EXERCISE GOAL:
Below are the data; count the lines with the string "Scanner" in them and give that number only.

Source data
-*-
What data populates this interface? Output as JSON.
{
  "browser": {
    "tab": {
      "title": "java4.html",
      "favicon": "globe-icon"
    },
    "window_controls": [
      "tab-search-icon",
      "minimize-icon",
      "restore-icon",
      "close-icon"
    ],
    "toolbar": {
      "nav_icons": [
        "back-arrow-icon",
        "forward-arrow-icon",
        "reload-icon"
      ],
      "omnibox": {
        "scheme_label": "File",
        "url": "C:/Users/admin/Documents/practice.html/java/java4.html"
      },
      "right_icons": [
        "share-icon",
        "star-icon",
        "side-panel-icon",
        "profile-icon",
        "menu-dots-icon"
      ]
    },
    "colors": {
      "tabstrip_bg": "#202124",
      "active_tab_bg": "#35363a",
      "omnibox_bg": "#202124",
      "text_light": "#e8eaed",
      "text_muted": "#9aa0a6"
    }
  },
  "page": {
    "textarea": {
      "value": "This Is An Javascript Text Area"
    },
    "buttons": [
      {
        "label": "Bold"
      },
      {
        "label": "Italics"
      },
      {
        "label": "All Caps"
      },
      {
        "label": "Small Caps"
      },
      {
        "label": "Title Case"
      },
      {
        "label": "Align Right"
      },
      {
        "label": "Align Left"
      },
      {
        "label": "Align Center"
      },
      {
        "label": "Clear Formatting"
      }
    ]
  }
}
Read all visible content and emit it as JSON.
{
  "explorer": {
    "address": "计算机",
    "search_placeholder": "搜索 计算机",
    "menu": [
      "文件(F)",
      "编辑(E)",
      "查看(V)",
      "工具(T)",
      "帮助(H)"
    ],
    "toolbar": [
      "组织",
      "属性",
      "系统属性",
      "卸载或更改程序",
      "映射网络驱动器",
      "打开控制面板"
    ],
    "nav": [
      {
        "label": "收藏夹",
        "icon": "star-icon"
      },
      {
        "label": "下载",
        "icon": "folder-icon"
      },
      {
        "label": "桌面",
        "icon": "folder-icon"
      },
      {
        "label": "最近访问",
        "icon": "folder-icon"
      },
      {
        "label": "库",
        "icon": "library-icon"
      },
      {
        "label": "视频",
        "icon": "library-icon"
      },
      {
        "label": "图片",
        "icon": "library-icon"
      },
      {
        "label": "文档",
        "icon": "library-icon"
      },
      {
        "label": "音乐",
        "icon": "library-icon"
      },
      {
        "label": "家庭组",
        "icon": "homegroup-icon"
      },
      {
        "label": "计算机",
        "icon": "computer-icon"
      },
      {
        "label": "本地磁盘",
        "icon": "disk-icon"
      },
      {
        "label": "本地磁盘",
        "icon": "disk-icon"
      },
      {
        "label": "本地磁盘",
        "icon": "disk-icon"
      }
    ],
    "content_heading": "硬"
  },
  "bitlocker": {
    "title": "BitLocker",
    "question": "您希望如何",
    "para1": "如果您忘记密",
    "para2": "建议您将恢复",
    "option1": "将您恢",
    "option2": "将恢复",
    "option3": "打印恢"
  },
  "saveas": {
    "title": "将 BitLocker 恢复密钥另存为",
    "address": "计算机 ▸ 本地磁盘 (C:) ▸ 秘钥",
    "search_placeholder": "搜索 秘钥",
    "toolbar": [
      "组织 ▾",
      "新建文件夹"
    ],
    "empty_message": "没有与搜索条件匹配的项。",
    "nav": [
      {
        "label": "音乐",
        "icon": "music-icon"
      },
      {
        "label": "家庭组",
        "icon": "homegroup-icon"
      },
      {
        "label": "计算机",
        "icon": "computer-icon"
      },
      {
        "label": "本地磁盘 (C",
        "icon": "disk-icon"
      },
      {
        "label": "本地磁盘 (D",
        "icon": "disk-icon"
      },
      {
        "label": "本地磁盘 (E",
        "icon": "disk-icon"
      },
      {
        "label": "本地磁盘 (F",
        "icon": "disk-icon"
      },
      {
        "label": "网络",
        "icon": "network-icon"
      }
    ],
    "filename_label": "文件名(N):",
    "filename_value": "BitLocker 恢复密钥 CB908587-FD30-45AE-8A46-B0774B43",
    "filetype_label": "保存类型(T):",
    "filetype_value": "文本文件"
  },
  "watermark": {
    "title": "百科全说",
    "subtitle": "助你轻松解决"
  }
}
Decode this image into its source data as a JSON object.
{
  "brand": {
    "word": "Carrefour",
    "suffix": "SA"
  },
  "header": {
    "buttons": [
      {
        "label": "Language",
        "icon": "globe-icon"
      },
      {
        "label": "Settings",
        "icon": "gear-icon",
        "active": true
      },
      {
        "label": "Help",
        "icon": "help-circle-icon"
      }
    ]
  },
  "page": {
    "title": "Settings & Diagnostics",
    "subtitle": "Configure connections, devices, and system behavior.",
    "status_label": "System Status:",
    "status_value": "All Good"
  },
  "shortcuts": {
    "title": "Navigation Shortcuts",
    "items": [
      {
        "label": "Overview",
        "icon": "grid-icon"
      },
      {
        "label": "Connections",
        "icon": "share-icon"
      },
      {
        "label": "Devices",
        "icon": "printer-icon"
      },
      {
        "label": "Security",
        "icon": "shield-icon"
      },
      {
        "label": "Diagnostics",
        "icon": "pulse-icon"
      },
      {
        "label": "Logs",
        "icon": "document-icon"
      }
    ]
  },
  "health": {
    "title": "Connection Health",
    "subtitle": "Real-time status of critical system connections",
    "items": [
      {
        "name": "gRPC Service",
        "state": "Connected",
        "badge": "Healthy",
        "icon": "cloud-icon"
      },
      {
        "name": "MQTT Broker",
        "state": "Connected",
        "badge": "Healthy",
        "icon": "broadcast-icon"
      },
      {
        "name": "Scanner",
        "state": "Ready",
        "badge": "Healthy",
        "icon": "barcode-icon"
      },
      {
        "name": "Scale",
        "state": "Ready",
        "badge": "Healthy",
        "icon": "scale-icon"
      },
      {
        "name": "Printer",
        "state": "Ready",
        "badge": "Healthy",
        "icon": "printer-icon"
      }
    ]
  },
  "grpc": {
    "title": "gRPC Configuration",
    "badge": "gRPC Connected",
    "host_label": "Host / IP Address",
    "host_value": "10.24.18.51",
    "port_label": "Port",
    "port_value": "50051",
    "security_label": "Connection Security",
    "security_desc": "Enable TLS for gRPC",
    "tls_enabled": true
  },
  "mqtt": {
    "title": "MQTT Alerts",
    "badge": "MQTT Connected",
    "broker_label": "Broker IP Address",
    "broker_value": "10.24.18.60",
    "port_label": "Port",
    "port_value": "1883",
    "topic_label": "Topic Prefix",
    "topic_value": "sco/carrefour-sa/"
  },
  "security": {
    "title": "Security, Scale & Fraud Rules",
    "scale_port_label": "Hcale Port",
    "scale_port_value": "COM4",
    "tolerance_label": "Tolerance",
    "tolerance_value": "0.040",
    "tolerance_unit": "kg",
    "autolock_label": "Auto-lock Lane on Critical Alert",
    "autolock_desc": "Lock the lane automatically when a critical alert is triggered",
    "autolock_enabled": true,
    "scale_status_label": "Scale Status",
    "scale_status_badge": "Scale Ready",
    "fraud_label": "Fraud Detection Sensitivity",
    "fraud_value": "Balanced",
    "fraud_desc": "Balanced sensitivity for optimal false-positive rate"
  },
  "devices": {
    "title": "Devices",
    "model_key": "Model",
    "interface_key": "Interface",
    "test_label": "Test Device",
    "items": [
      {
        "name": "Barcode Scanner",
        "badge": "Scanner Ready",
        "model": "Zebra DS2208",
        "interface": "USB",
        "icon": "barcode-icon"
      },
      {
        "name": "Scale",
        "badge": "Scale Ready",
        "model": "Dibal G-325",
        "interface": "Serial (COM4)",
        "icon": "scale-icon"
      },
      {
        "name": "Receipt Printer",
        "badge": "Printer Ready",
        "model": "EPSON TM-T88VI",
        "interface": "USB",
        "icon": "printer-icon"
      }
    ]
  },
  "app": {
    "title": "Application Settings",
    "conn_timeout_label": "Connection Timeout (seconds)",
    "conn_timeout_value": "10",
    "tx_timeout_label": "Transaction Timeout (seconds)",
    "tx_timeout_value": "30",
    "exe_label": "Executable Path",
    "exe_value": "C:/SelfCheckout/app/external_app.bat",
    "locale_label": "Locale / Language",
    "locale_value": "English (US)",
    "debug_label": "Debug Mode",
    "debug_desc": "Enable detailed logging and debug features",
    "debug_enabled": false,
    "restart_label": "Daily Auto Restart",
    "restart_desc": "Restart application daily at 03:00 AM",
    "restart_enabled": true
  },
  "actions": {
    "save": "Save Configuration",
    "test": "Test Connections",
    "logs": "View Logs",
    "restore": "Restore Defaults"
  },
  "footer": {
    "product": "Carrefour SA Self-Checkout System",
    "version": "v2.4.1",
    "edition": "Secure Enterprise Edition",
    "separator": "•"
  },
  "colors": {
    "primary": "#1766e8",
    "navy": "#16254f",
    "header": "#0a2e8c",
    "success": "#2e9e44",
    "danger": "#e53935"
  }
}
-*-
RESULT BELOW:
3